=== THE TASK ===
Please copy each line in the records below that contains the string "JSON".
━━ PROVIDED DATA ━━
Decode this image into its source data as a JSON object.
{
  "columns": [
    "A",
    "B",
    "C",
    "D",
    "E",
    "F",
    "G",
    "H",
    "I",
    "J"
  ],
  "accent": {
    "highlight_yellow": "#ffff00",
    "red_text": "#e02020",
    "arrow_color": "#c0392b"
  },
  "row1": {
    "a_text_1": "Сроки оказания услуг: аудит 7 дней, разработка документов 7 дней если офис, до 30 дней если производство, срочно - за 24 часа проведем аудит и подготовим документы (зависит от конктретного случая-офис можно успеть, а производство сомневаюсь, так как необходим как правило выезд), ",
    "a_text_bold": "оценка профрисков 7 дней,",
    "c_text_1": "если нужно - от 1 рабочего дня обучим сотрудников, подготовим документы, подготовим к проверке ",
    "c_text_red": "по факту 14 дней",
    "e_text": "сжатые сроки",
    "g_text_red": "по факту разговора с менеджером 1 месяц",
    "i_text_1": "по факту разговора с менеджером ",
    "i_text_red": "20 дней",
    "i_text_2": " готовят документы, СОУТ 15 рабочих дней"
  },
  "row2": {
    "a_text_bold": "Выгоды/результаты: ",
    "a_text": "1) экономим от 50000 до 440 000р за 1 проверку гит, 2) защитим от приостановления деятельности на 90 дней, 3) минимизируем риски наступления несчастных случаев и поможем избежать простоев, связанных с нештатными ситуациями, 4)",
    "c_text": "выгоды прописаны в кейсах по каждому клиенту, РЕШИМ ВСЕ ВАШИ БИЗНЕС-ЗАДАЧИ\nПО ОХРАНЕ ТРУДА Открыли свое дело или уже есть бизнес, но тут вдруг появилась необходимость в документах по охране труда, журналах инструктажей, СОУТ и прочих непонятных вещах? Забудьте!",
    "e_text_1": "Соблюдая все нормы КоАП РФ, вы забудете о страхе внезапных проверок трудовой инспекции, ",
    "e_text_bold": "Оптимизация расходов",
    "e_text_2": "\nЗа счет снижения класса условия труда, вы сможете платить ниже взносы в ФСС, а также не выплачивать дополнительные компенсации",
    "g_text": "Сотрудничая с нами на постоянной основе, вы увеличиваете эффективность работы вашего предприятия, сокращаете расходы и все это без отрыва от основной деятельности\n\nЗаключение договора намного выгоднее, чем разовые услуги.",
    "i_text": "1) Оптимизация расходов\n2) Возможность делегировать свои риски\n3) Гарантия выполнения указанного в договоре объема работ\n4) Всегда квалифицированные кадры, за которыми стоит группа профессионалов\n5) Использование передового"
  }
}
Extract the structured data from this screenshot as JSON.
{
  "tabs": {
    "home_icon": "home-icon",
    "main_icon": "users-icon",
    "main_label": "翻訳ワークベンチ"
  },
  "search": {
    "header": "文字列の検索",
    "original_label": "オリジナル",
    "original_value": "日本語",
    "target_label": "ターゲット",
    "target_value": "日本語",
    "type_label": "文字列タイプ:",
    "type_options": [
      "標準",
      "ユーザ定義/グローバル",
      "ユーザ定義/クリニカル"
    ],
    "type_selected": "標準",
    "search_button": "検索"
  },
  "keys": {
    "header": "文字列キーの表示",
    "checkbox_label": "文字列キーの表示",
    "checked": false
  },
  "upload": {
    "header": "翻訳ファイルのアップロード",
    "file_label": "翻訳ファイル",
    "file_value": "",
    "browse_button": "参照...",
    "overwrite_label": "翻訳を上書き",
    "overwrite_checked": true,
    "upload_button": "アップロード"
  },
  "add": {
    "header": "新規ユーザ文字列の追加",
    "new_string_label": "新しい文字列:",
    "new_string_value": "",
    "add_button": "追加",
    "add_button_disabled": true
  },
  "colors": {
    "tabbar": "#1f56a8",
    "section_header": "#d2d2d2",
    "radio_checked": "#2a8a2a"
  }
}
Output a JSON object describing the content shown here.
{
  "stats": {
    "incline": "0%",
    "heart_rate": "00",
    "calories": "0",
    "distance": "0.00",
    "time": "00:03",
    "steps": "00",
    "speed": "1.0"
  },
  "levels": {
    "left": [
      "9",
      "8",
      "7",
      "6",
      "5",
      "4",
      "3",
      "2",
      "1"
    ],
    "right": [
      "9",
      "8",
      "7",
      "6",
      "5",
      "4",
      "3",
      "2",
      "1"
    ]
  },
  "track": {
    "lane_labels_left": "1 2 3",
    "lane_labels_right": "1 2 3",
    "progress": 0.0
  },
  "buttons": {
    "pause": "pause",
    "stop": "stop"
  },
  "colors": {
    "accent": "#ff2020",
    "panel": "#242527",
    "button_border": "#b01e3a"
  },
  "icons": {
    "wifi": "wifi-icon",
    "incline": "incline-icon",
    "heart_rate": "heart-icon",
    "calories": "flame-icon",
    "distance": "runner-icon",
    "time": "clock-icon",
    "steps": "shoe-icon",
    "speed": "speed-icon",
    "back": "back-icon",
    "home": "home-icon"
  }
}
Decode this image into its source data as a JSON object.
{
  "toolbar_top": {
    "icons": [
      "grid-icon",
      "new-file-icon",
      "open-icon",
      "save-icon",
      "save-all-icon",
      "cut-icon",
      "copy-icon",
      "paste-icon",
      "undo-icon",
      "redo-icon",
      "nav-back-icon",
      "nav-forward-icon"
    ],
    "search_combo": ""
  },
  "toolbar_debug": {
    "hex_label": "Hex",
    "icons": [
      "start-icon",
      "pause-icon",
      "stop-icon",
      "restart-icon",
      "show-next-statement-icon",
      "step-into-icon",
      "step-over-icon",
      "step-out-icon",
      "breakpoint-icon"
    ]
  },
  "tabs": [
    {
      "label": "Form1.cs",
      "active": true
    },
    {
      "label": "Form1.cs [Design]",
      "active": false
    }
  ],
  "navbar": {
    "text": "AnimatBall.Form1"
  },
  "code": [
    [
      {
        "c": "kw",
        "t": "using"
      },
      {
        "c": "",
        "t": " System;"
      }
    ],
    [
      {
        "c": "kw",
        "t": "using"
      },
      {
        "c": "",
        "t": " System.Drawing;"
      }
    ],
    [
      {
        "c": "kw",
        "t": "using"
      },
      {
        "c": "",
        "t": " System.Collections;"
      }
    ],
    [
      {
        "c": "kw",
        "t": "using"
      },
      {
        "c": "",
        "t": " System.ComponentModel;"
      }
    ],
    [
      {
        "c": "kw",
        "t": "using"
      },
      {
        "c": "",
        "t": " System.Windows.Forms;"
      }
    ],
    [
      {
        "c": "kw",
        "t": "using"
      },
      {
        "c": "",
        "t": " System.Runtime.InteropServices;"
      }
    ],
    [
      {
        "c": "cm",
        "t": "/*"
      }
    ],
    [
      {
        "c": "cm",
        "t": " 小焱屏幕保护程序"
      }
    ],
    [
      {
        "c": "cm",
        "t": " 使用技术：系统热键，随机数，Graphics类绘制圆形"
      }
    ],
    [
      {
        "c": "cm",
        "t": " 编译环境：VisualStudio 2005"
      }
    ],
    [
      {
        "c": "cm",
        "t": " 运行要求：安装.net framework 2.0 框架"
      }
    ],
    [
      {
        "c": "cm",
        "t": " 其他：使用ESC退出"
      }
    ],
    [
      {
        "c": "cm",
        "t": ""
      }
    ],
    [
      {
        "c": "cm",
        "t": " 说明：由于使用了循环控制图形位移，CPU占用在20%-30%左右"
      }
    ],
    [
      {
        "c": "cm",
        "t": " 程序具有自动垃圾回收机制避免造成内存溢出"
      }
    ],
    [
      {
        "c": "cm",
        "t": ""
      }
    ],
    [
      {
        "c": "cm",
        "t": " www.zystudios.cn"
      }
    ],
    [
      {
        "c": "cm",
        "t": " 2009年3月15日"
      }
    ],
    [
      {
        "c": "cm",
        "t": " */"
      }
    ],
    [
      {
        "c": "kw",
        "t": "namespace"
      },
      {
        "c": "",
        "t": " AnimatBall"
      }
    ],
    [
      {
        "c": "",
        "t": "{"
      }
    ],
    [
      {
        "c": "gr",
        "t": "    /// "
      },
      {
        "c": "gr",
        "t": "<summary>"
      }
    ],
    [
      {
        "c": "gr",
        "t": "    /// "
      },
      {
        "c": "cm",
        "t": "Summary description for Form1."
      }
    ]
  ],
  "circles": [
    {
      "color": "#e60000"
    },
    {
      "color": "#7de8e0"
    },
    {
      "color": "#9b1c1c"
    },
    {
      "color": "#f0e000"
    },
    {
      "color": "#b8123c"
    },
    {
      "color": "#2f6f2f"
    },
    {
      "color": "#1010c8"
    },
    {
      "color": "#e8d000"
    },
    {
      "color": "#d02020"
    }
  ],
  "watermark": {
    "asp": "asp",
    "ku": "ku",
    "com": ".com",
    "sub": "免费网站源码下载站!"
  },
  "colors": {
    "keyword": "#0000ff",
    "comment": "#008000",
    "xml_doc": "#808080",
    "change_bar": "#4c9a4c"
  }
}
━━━
=== ANSWER TO THIS EXERCISE ===
Decode this image into its source data as a JSON object.
Extract the structured data from this screenshot as JSON.
Output a JSON object describing the content shown here.
Decode this image into its source data as a JSON object.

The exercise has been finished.